Solemnity of Christ the King
As Americans we are naturally weary of anything having to do with a "king", we also don't like the word "authority" all that much - it was the abuse of power by some oppressive authority, even some kings, that brought many of our ancestors to America in the first place. Scripture, however, has no problem with the idea of a king or authority; in fact, Scripture makes it very clear that all authority has been given to Jesus Christ, that Jesus came to this earth to bring a kingdom, and that He is the King of that kingdom! As Christians we proclaim that we are followers first and foremost of Christ, our true King, and that we are committed to bringing His kingdom more fully onto this earth. His kingdom started in us at our baptism and is meant to grow in us throughout our lives. Can you invite Jesus to reign in your heart for a little bit longer each day this week? Think, if we each did that for a few more minutes every day, how much more of a reality the words we pray in the Our Father would become - thy kingdom come!
33rd Sunday in Ordinary Time

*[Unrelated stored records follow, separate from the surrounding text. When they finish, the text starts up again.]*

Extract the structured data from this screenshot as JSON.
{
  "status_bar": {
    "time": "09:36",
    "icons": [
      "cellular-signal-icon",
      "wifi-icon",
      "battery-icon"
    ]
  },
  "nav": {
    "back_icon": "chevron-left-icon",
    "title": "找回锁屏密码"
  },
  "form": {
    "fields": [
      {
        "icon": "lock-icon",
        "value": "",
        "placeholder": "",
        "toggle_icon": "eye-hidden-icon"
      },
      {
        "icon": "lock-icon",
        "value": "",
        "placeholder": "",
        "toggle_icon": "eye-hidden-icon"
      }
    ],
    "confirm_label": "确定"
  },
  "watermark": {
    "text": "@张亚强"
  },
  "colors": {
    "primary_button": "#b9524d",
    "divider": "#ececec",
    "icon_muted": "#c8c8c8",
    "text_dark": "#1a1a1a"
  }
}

Hellfire, brimstone, damnation - words we don't hear very often anymore, but words that our first reading calls to mind (and themes that arise out of our Scriptures). And lest we think that Jesus ushered in an age full of only mercy, pardon and mushy-gushy "love", Jesus Himself, multiple times in the Gospels, speaks strongly about judgment, hellfire, the separation of the righteous and the wicked, warning us of the wide and easy road that leads to destruction and encouraging us to follow the narrow and difficult road that leads to life. This week I challenge you: have conversations about some of these difficult topics with friends and other believers, Catholic or otherwise. These ideas aren't culturally acceptable, many discount them these days, but if we call ourselves Christian, if we believe what Jesus (the Son of God, the Author of all truth) says, then we have to start taking these ideas seriously!

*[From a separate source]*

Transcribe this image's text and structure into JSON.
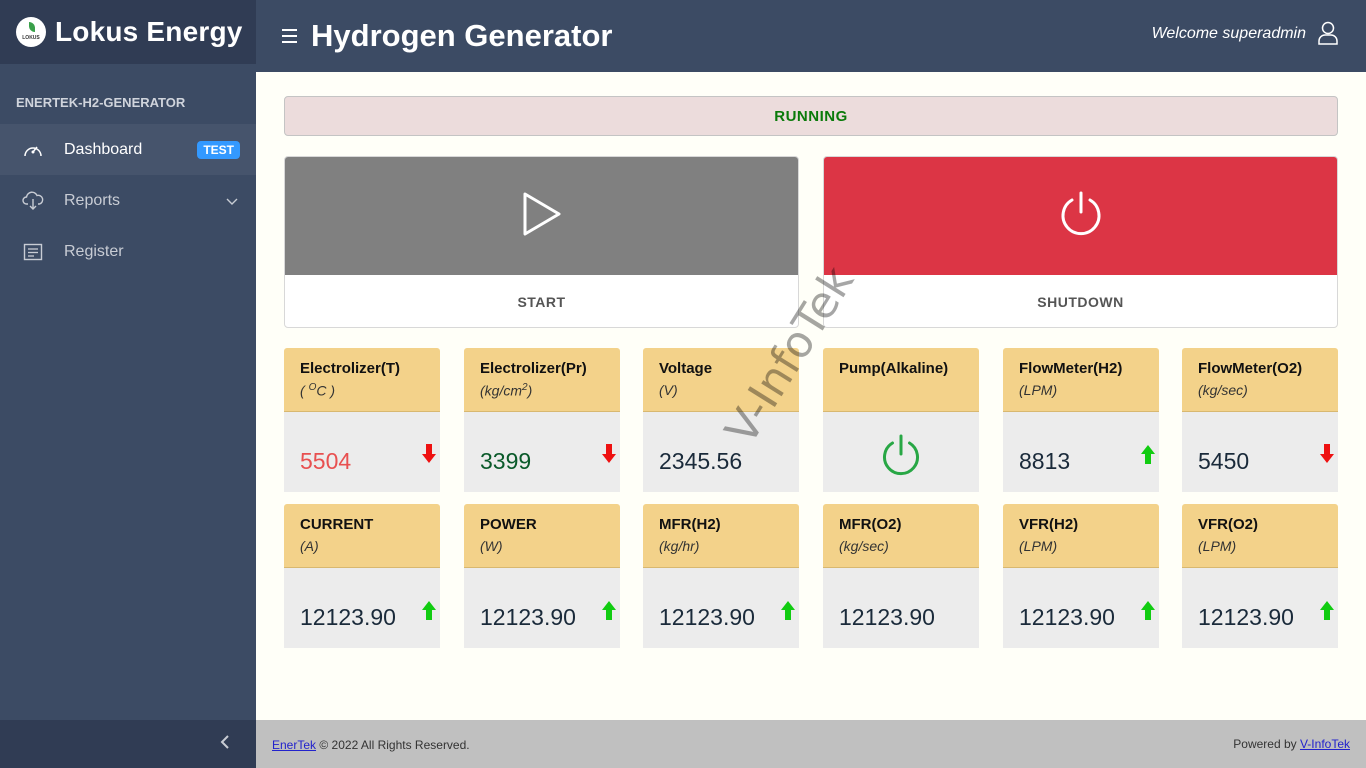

31st Sunday in Ordinary Time
Why is it that we as Catholics are the only Christians that pray for our beloved dead? Why is it that we are the only Christians who believe in Purgatory? In this homily I will explore how other Christians believe Jesus saves us versus how we as Catholics believe Jesus saves us, and what that difference means in praying for the dead, purgatory, and how we live our lives here and now!